I could feel the tears spill over as I finished asking the question. Ugh. I wanted so badly to stay strong the entire time. I tried to listen to him explain, but I was angry at my tears and angry at the whole situation. I felt weak and stupid for even being there. So the tears kept coming.
He explained that there is a point in the middle that is 50%. This point is where investigations usually lie because it is simply a “he said, she said.” But the decision is made by trying to find that tiny bit of information or evidence that places it right over the line. Even if it makes it 51% likely that my statement is true and 49% likely that his statement is true, that is how he makes the decision.
After we were finished talking, I made a beeline for the door. The second I passed through the doorway and was out of sight of Tyler and the deputy, I stopped and let all the tears come.

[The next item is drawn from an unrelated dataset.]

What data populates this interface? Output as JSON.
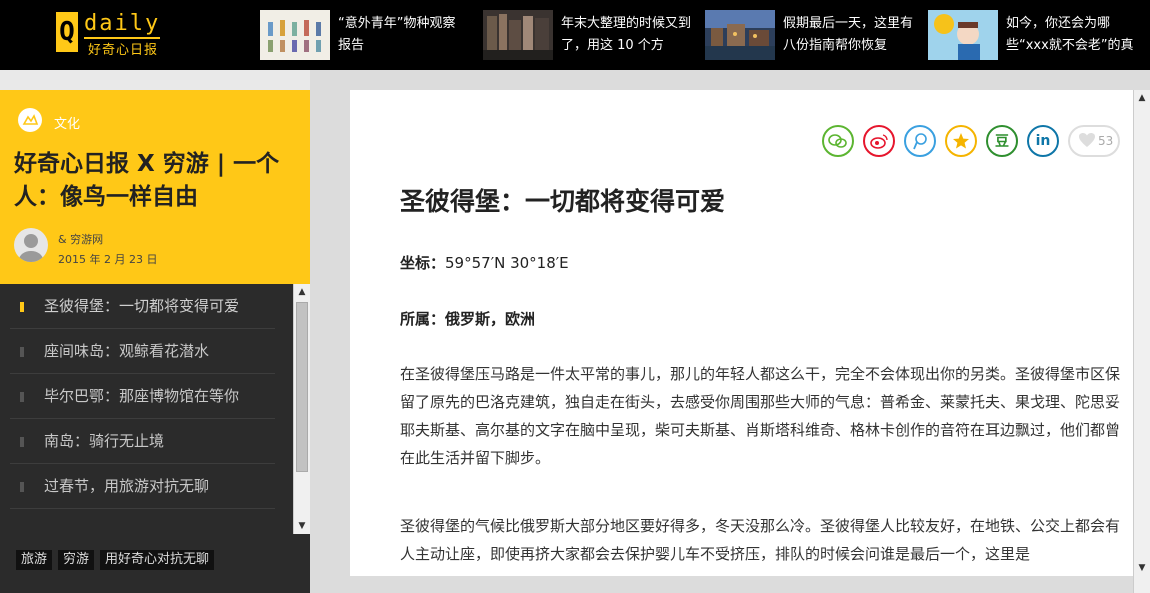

Lauren hugged me and told me how proud of me she is. The world needs more Laurens.
Though Tyler anticipated that it would be a long process, the entire thing was wrapped up within six days. My first meeting with him was on Wednesday, April 25th and I was called back in on the following Tuesday, May 1st. He met with my coworker and decided that there just wasn’t enough evidence to do a formal investigation.
Though my text messages demonstrated me being hesitant, becoming uncomfortable, me stating boundaries that he clearly crosses, and him pushing me to hang out that night, saying he wanted to “just talk”, it wasn’t enough evidence. Tyler said that my coworker claimed we had conversations that night in which we discussed what would happen and I gave consent. Apparently the text messages are not enough because I could have changed my mind in the moment.
But I think the part that bothered me the most is that he told Tyler he remembered me saying no and asking him to stop but that I also went along with it. And that is enough to make it consensual. The shame and guilt and blame trickle up again. Because he is practically saying that my “no”s and “stop”s were not enough.
It took me 5 months to officially send in my own report of this situation. And at first I regret the fact that I waited so long, but later I realized I needed to do a lot of processing on my own before I took that step.
If I hadn’t had done this on my own timing, this ending would have devastated me. But taking the time to process and to take control, step by step on my own, was essential. Because I was able to walk out of that last meeting with a fire in me for change instead of darkness. I was able to know that it doesn’t matter what my coworker said, what Tyler decided, what any other human being thinks. It does not change a single thing about me or about this situation. My circumstances do not define my identity and they do not define me.
Tyler asked me what I wanted the outcome of this report to be. I told him that I just don’t want this to ever happen to anyone again, especially at the HPER. I want him removed from positions of power where he has influence over people, where people trust him. I wanted to do what I could to keep anyone from feeling the things that I have. Though these things didn’t happen, I did what I could. The rest is not in my hands.
No one has power to decide if what happened was wrong or okay except for me. I walked into the process with a goal and I left that room having accomplished that goal – to be heard. I made my voice heard, I fought for myself, and I took control of how I am treated. I took a tiny baby step in the direction of change that I hope to one day see for every woman on every college campus.
The entire process, the entire experience, and frankly the entire 3 years have been difficult. I was so lost and struggling so much, but throughout it all I’ve found my voice and I have found a passion for making sure that others find theirs. Through my brokenness I hope to build up those around me. Because I don’t want to tear these men down, bringing them down to their own level. I think the real victory is in building women up, making them realize their own strength.